__ABOUT THIS TASK__
Scan the entries for the word "Customers". Every line that has it should be copied.

[Collected data entries]
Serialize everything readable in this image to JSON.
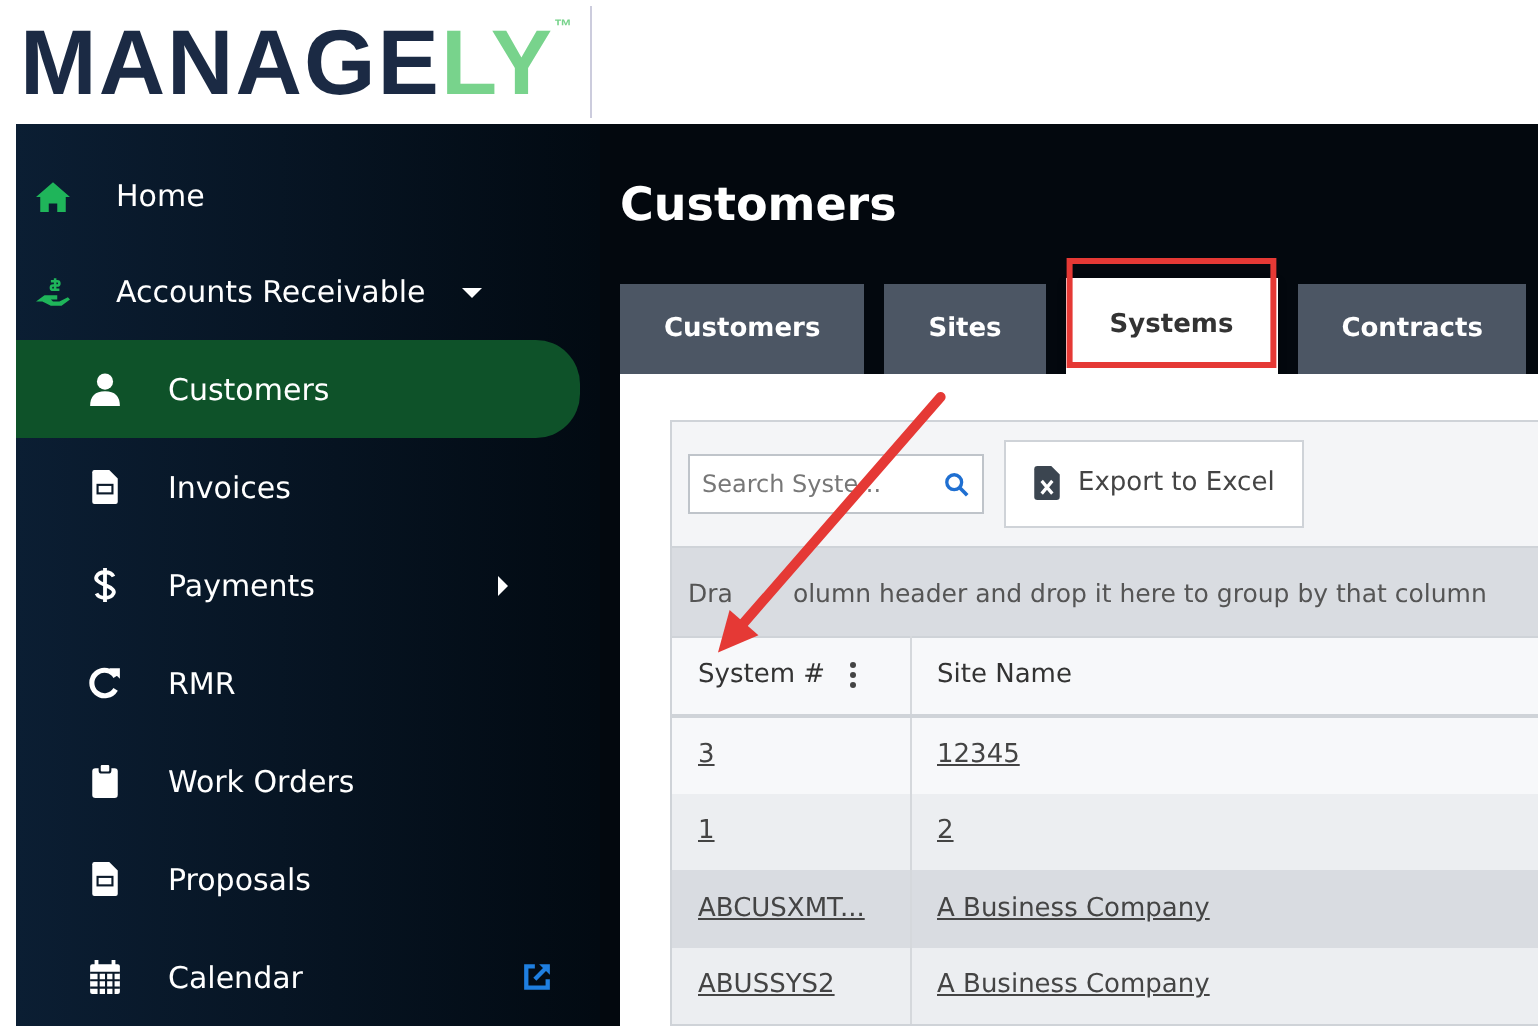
{
  "brand": {
    "logo_main": "MANAGE",
    "logo_accent": "LY",
    "trademark": "™"
  },
  "sidebar": {
    "items": [
      {
        "label": "Home",
        "kind": "home",
        "selected": false
      },
      {
        "label": "Accounts Receivable",
        "kind": "money",
        "expanded": true,
        "selected": false,
        "children": [
          {
            "label": "Customers",
            "kind": "person",
            "selected": true
          },
          {
            "label": "Invoices",
            "kind": "document",
            "selected": false
          },
          {
            "label": "Payments",
            "kind": "dollar",
            "selected": false,
            "has_submenu": true
          },
          {
            "label": "RMR",
            "kind": "refresh",
            "selected": false
          },
          {
            "label": "Work Orders",
            "kind": "clipboard",
            "selected": false
          },
          {
            "label": "Proposals",
            "kind": "document",
            "selected": false
          },
          {
            "label": "Calendar",
            "kind": "calendar",
            "selected": false,
            "external": true
          }
        ]
      }
    ]
  },
  "page": {
    "title": "Customers"
  },
  "tabs": [
    {
      "label": "Customers",
      "selected": false,
      "highlighted": false
    },
    {
      "label": "Sites",
      "selected": false,
      "highlighted": false
    },
    {
      "label": "Systems",
      "selected": true,
      "highlighted": true
    },
    {
      "label": "Contracts",
      "selected": false,
      "highlighted": false
    }
  ],
  "toolbar": {
    "search": {
      "placeholder": "Search Syste..."
    },
    "export_button": "Export to Excel"
  },
  "grid": {
    "group_hint": [
      "Dra",
      "olumn header and drop it here to group by that column"
    ],
    "columns": [
      {
        "label": "System #",
        "menu": true,
        "arrow_target": true
      },
      {
        "label": "Site Name"
      }
    ],
    "rows": [
      [
        "3",
        "12345"
      ],
      [
        "1",
        "2"
      ],
      [
        "ABCUSXMT...",
        "A Business Company"
      ],
      [
        "ABUSSYS2",
        "A Business Company"
      ]
    ]
  }
}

__ANSWER BOX__
            "label": "Customers",
    "title": "Customers"
      "label": "Customers",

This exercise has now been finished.